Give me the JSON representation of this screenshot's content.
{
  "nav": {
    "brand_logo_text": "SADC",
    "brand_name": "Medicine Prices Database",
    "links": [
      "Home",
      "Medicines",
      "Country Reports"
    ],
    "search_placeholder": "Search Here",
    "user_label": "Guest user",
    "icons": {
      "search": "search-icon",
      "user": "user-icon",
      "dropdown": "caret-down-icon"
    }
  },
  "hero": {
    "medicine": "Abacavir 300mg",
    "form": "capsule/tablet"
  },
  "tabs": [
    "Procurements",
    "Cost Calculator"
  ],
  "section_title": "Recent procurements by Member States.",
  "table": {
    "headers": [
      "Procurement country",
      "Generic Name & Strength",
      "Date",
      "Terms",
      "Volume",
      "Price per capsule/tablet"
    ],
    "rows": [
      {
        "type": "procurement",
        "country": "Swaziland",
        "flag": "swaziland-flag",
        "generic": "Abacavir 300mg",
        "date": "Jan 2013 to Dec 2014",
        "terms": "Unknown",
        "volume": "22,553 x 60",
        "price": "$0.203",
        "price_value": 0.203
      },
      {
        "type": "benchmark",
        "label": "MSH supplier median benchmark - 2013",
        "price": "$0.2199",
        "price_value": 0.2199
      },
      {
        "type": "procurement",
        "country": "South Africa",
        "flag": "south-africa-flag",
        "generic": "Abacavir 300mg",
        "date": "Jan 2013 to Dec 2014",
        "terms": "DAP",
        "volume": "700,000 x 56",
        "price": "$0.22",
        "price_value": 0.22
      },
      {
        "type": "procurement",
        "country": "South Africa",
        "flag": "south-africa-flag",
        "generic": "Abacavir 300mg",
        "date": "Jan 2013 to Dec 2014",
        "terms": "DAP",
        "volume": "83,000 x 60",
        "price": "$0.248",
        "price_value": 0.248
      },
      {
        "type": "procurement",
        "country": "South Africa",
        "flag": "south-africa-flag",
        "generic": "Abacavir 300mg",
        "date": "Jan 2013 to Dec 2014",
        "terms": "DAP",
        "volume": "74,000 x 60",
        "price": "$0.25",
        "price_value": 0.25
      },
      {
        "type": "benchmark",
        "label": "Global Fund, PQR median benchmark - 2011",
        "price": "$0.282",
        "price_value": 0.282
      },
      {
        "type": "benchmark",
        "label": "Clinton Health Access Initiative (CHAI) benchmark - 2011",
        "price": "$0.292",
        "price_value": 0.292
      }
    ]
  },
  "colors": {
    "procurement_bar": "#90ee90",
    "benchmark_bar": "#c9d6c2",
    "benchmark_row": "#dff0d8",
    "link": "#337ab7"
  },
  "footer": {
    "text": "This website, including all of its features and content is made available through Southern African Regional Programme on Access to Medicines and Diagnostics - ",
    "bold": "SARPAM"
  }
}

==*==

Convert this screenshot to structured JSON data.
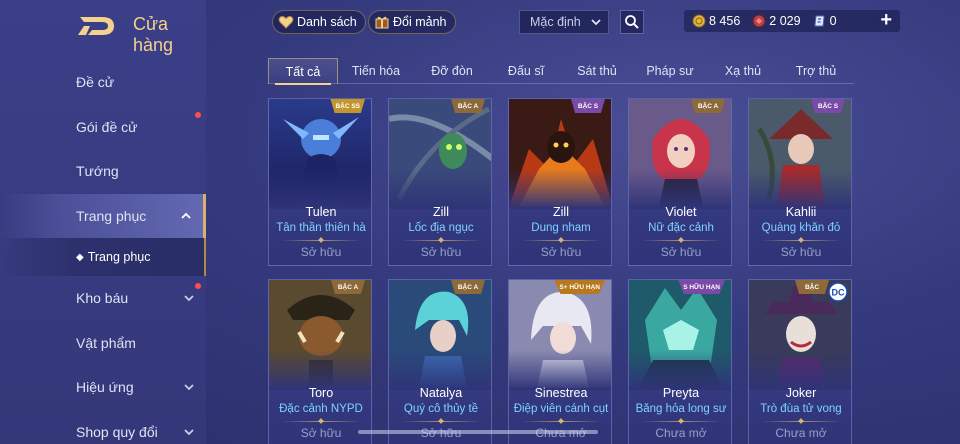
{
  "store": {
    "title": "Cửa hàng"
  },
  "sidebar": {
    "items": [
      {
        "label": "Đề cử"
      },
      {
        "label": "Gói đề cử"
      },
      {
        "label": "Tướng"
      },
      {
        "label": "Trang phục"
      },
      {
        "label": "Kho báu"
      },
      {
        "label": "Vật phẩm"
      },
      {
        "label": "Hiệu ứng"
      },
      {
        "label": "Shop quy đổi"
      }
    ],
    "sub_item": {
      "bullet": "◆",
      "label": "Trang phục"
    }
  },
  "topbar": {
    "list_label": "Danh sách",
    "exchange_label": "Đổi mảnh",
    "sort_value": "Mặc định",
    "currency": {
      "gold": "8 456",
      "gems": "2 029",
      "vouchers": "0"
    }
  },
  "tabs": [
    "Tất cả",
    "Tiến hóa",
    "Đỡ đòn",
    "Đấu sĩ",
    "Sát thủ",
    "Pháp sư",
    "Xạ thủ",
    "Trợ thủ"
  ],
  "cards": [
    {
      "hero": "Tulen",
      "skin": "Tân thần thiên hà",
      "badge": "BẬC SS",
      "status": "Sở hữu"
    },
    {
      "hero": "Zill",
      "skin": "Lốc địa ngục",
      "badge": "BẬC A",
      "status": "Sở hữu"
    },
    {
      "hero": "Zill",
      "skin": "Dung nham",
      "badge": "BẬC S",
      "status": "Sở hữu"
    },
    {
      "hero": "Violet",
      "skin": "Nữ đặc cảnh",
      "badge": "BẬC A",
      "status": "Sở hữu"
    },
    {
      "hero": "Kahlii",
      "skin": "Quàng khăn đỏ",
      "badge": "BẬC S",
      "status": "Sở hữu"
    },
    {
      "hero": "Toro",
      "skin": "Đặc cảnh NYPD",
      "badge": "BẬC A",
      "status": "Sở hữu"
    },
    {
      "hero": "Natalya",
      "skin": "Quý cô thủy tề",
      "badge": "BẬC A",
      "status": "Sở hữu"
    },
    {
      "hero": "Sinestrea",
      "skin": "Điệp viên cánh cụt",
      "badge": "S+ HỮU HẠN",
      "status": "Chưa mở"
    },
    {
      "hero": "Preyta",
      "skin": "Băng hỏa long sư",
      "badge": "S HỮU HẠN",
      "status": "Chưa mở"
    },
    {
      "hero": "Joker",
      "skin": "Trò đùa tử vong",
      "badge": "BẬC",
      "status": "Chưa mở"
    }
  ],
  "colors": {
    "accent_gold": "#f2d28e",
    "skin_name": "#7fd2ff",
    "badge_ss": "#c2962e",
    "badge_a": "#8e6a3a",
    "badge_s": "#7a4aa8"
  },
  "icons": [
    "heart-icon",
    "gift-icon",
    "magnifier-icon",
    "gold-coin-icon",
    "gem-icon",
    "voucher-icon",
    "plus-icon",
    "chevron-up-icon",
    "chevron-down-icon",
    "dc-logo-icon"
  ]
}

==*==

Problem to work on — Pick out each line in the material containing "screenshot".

Reply to the task —
Give me the JSON representation of this screenshot's content.
Convert this screenshot to structured JSON data.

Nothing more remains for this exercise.